Having an understanding of your practice and sector will go a long way in proving to prospective employers that you're reliable and switched-on. In a traditional job, you may be offered training opportunities, but when you're self-employed you'll need to pay for it yourself as well as take the time out of work to attend! As such, training is in decline, falling from 64% of creative industry employees saying that they'd taken training during the last 12 months in 2005, to just 51% in 2014.
The advent of sites like Lynda and Skillshare can be an affordable solution to training in-person, and maintaining your own presence online will help employers see that you're engaged and interested in the work you do. Anything from a blog,YouTube channel or just keeping up on Twitter and other social media sites will make you much more employable.
Read industry publications relevant to your sector to keep up with the latest projects, technology and issues that will keep you on the pulse and could help you identify new business opportunities. Find out where the people working in your industry congregate, and go there.
Self-employment boils down to selling yourself and your skills. From setting rates to writing ‘about’ website pages and newsletters, to networking at industry events; it can be quite daunting if you're a bit of a wallflower. However, the more events you go to, the more people you get to know and the more familiar it all becomes, you’ll find that it gradually becomes less daunting.
Make sure you're setting your rate in line with your peers in the industry with rate cards from a union, diary service or agency to avoid undercharging for your services. And make sure you keep a roster of clients or a portfolio of work freely available and up-to-date. With any luck, the work will speak for itself.
Self-employment can be daunting, but you don't have to jump in at the deep end. Many people in the current workforce started out with a part-time or full-time job to support themselves while they got established. Moonlighting is loosely defined as working a second job in the evening, or at night. If you're doing a job that isn't too stressful and feel like you can balance it, then it can be a great way to try it out.

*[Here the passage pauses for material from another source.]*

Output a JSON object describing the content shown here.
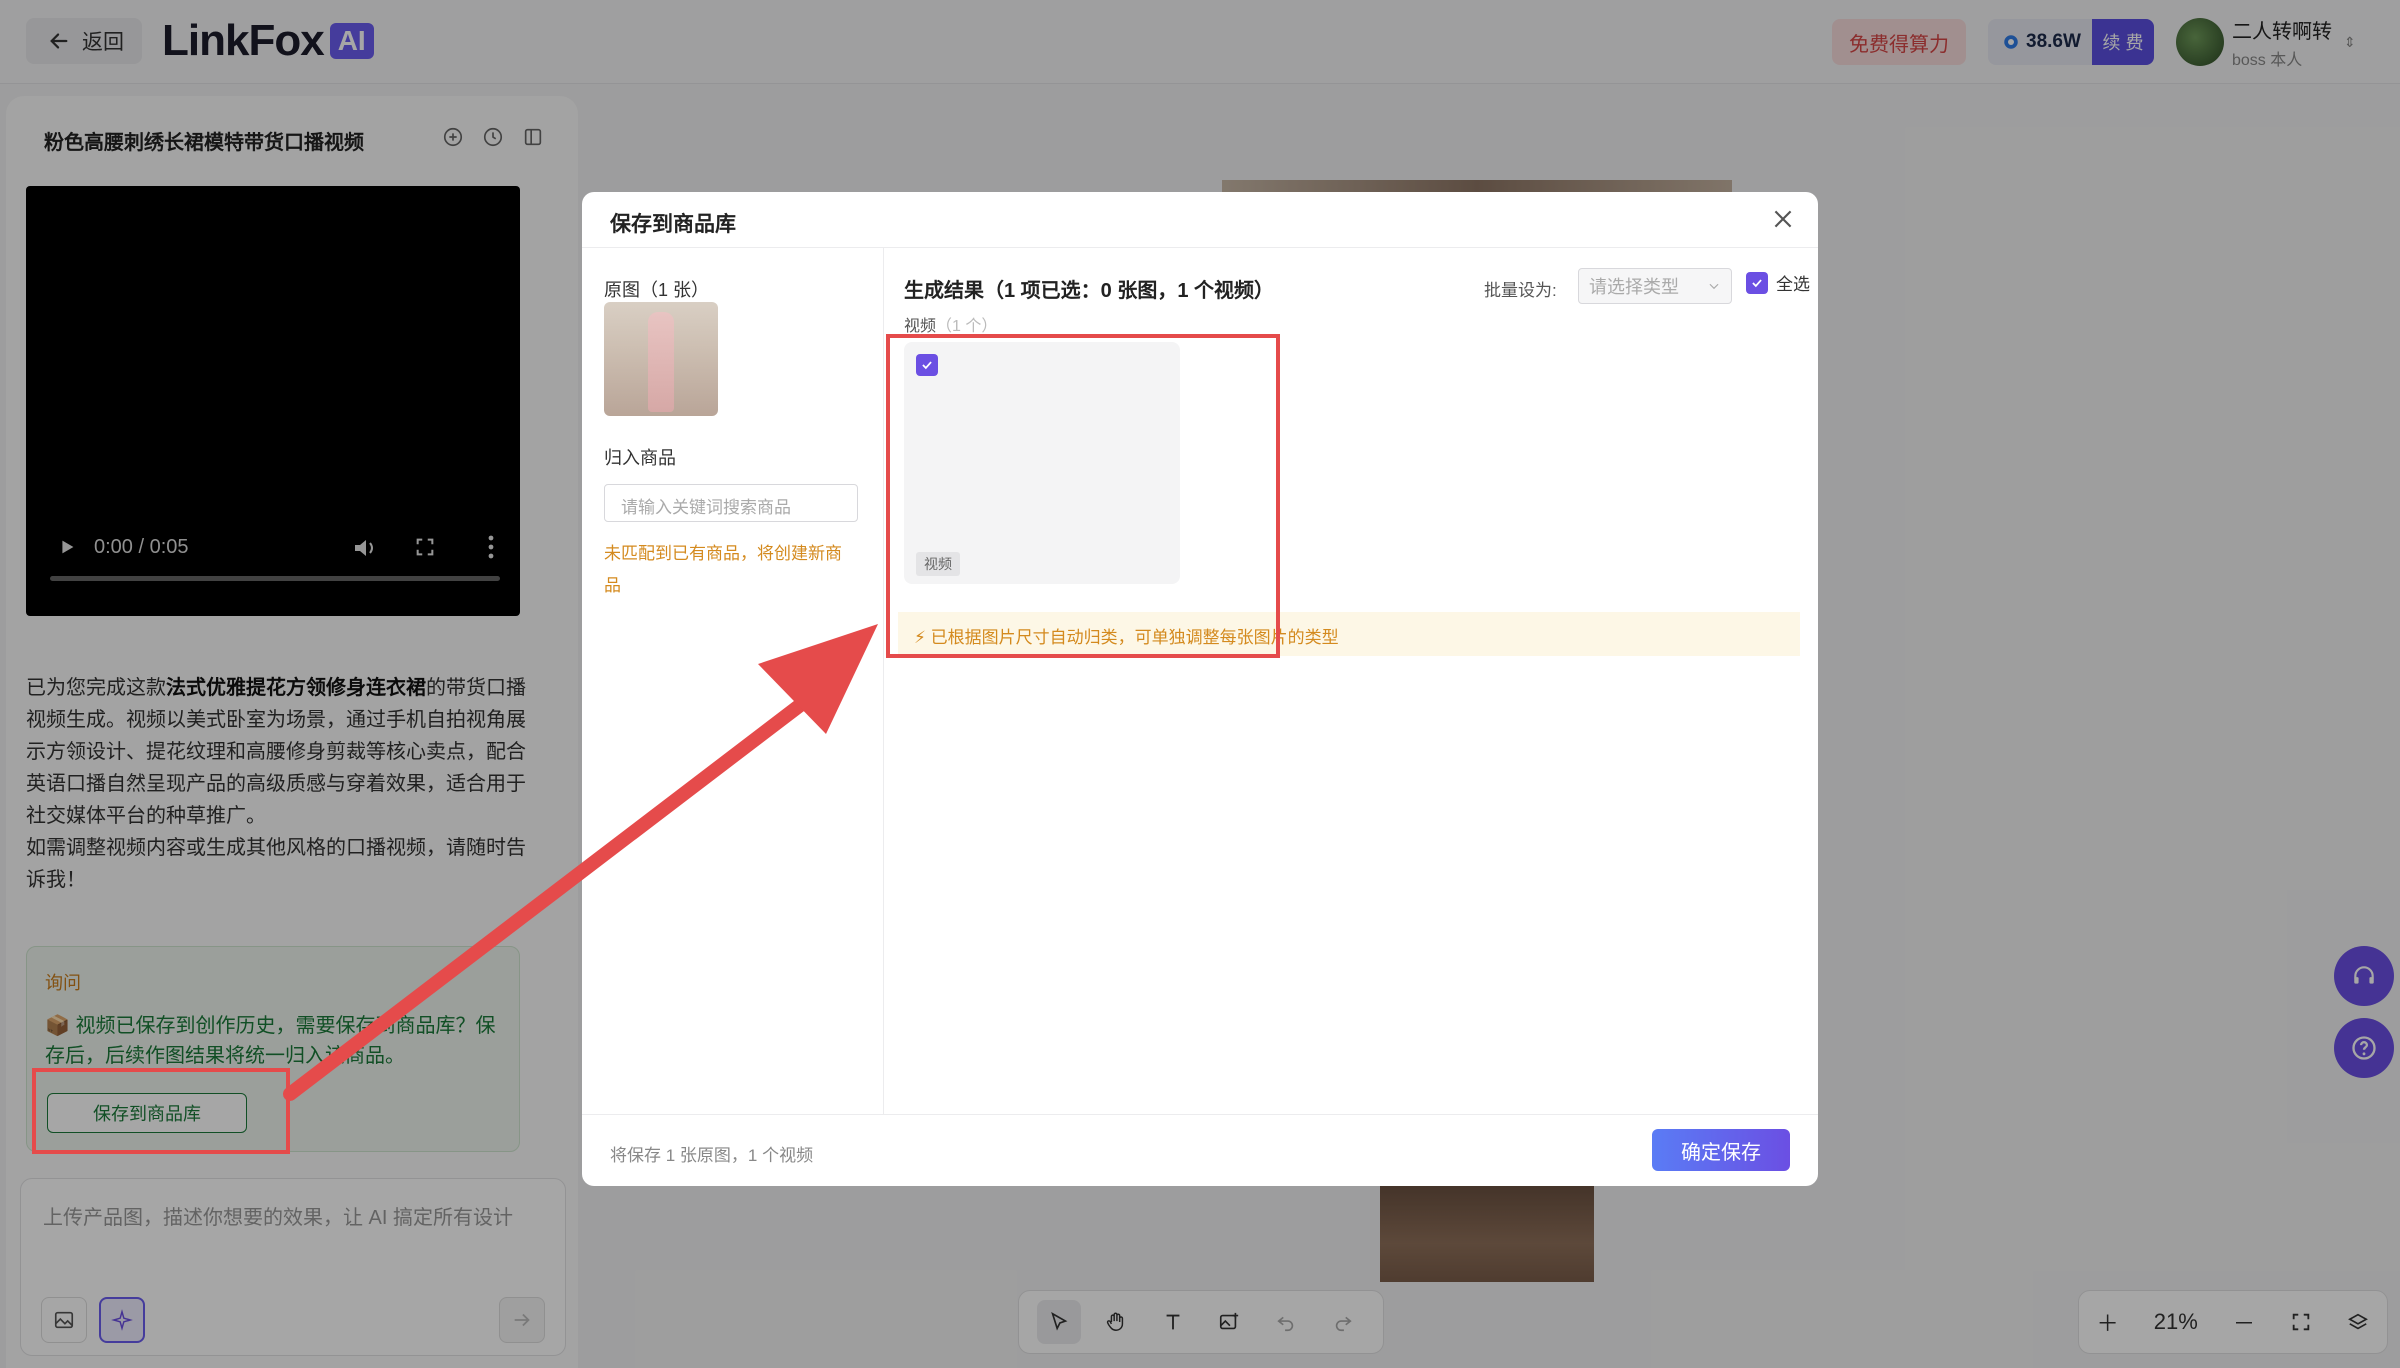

It's worth reading your contract of employment to make sure that moonlighting is permitted, and if you're unsure talk to your line manager, or someone equivalent. Most companies will require you to not do freelance work during office hours (obviously) as well as not soliciting your company's clients. If you work for a design studio, and start to offer company client cheaper rates by working outside the company, not only is that dishonest and unsustainable, but a great way to lose the faith of your employer, and maybe your job.